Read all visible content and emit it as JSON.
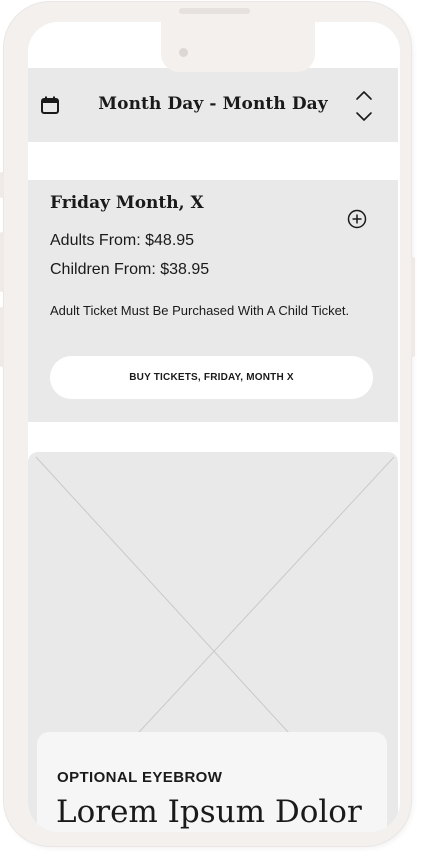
{
  "date_selector": {
    "range_label": "Month Day - Month Day",
    "icons": {
      "calendar": "calendar-icon",
      "up": "chevron-up-icon",
      "down": "chevron-down-icon"
    }
  },
  "day_card": {
    "title": "Friday Month, X",
    "adult_price": "Adults From: $48.95",
    "child_price": "Children From: $38.95",
    "note": "Adult Ticket Must Be Purchased With A Child Ticket.",
    "buy_button_label": "BUY TICKETS, FRIDAY, MONTH X",
    "expand_icon": "plus-circle-icon"
  },
  "content_card": {
    "eyebrow": "OPTIONAL EYEBROW",
    "headline": "Lorem Ipsum Dolor"
  },
  "colors": {
    "panel": "#e9e9e9",
    "phone_frame": "#f4f0ee",
    "text": "#1a1a1a"
  }
}
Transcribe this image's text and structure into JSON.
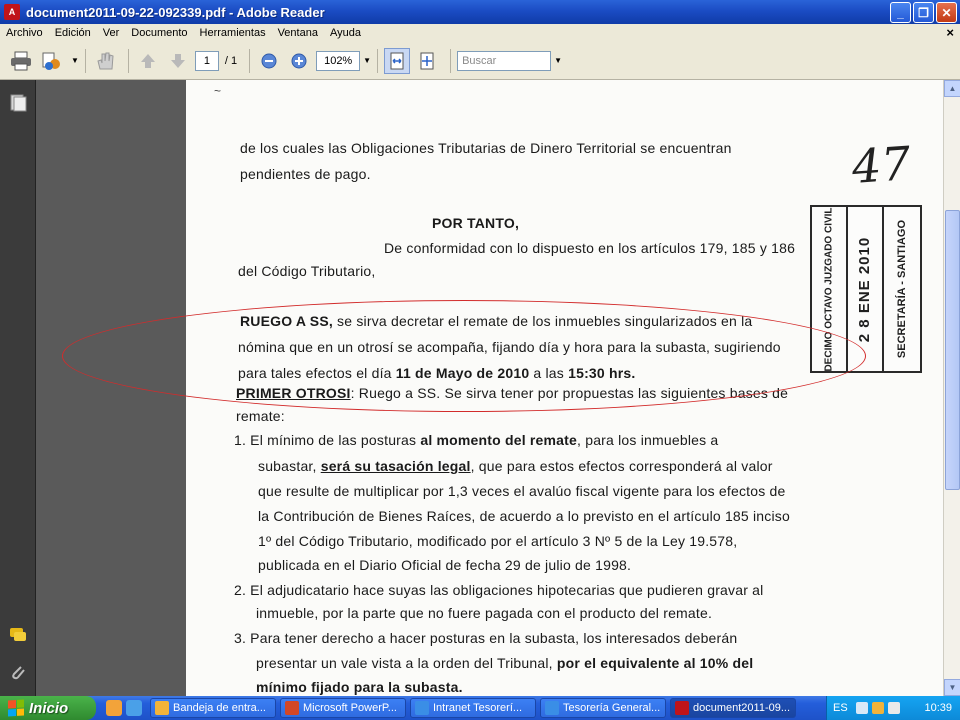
{
  "window": {
    "title": "document2011-09-22-092339.pdf - Adobe Reader",
    "app_icon_glyph": "A"
  },
  "menu": [
    "Archivo",
    "Edición",
    "Ver",
    "Documento",
    "Herramientas",
    "Ventana",
    "Ayuda"
  ],
  "toolbar": {
    "page_current": "1",
    "page_total": "/ 1",
    "zoom": "102%",
    "search_placeholder": "Buscar"
  },
  "document": {
    "line1": "de los cuales las Obligaciones Tributarias de Dinero Territorial se encuentran",
    "line2": "pendientes de pago.",
    "por_tanto": "POR TANTO,",
    "conformidad": "De conformidad con lo dispuesto en los artículos 179, 185 y 186",
    "codigo": "del Código Tributario,",
    "ruego_label": "RUEGO A SS,",
    "ruego_text": " se sirva decretar el remate de los inmuebles singularizados en la",
    "nomina": "nómina que en un otrosí se acompaña, fijando día y hora para la subasta, sugiriendo",
    "para_efectos": "para tales efectos el día ",
    "fecha": "11 de Mayo de 2010",
    "a_las": " a las ",
    "hora": "15:30 hrs.",
    "primer_otrosi": "PRIMER OTROSI",
    "primer_text": ": Ruego a SS. Se sirva tener por propuestas las siguientes bases de",
    "remate": "remate:",
    "item1_a": "1.  El mínimo de las posturas ",
    "item1_b": "al momento del remate",
    "item1_c": ", para los inmuebles a",
    "item1_l2a": "subastar, ",
    "item1_l2b": "será su tasación legal",
    "item1_l2c": ", que para estos efectos corresponderá al valor",
    "item1_l3": "que resulte de multiplicar por 1,3 veces el avalúo fiscal vigente para los efectos de",
    "item1_l4": "la Contribución de Bienes Raíces, de acuerdo a lo previsto en el artículo 185 inciso",
    "item1_l5": "1º del Código Tributario, modificado por el artículo 3 Nº 5 de la Ley 19.578,",
    "item1_l6": "publicada en el Diario Oficial de fecha 29 de julio de 1998.",
    "item2_l1": "2.  El adjudicatario hace suyas las obligaciones hipotecarias que pudieren gravar al",
    "item2_l2": "inmueble, por la parte que no fuere pagada con el producto del remate.",
    "item3_l1": "3.  Para tener derecho a hacer posturas en la subasta, los interesados deberán",
    "item3_l2a": "presentar un vale vista a la orden del Tribunal, ",
    "item3_l2b": "por el equivalente al 10% del",
    "item3_l3": "mínimo fijado para la subasta.",
    "handwritten_number": "47",
    "stamp_court": "DECIMO OCTAVO JUZGADO CIVIL",
    "stamp_date": "2 8 ENE 2010",
    "stamp_secretaria": "SECRETARÍA - SANTIAGO"
  },
  "taskbar": {
    "start_label": "Inicio",
    "tasks": [
      "Bandeja de entra...",
      "Microsoft PowerP...",
      "Intranet Tesorerí...",
      "Tesorería General...",
      "document2011-09..."
    ],
    "tray_lang": "ES",
    "clock": "10:39"
  }
}
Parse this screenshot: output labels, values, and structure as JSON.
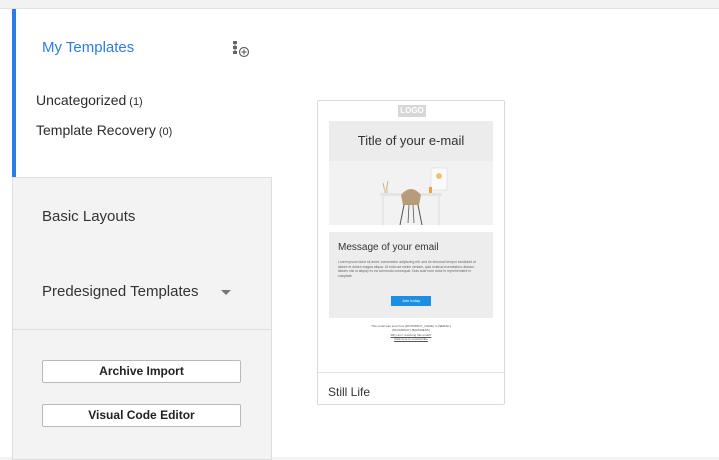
{
  "sidebar": {
    "my_templates": {
      "title": "My Templates",
      "add_icon": "add-folder-icon",
      "folders": [
        {
          "label": "Uncategorized",
          "count": "(1)"
        },
        {
          "label": "Template Recovery",
          "count": "(0)"
        }
      ]
    },
    "sections": {
      "basic_layouts": "Basic Layouts",
      "predesigned_templates": "Predesigned Templates"
    },
    "buttons": {
      "archive_import": "Archive Import",
      "visual_code_editor": "Visual Code Editor"
    }
  },
  "template_card": {
    "name": "Still Life",
    "preview": {
      "logo": "LOGO",
      "hero_title": "Title of your e-mail",
      "message_title": "Message of your email",
      "body_text": "Lorem ipsum dolor sit amet, consectetur adipiscing elit, sed do eiusmod tempor incididunt ut labore et dolore magna aliqua. Ut enim ad minim veniam, quis nostrud exercitation ullamco laboris nisi ut aliquip ex ea commodo consequat. Duis aute irure dolor in reprehenderit in voluptate",
      "cta": "Join today",
      "footer_1": "This email was sent from {$COMPANY_NAME} to {$EMAIL}",
      "footer_2": "{$COMPANY} {$ADDRESS}",
      "footer_link_1": "Why am I receiving this email?",
      "footer_link_2": "Click here to unsubscribe"
    }
  },
  "colors": {
    "accent": "#2b7de9",
    "cta": "#1a8fe3"
  }
}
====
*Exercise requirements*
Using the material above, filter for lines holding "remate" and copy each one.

*Result*
    "ruego_text": " se sirva decretar el remate de los inmuebles singularizados en la",
    "remate": "remate:",
    "item1_b": "al momento del remate",
    "item2_l2": "inmueble, por la parte que no fuere pagada con el producto del remate.",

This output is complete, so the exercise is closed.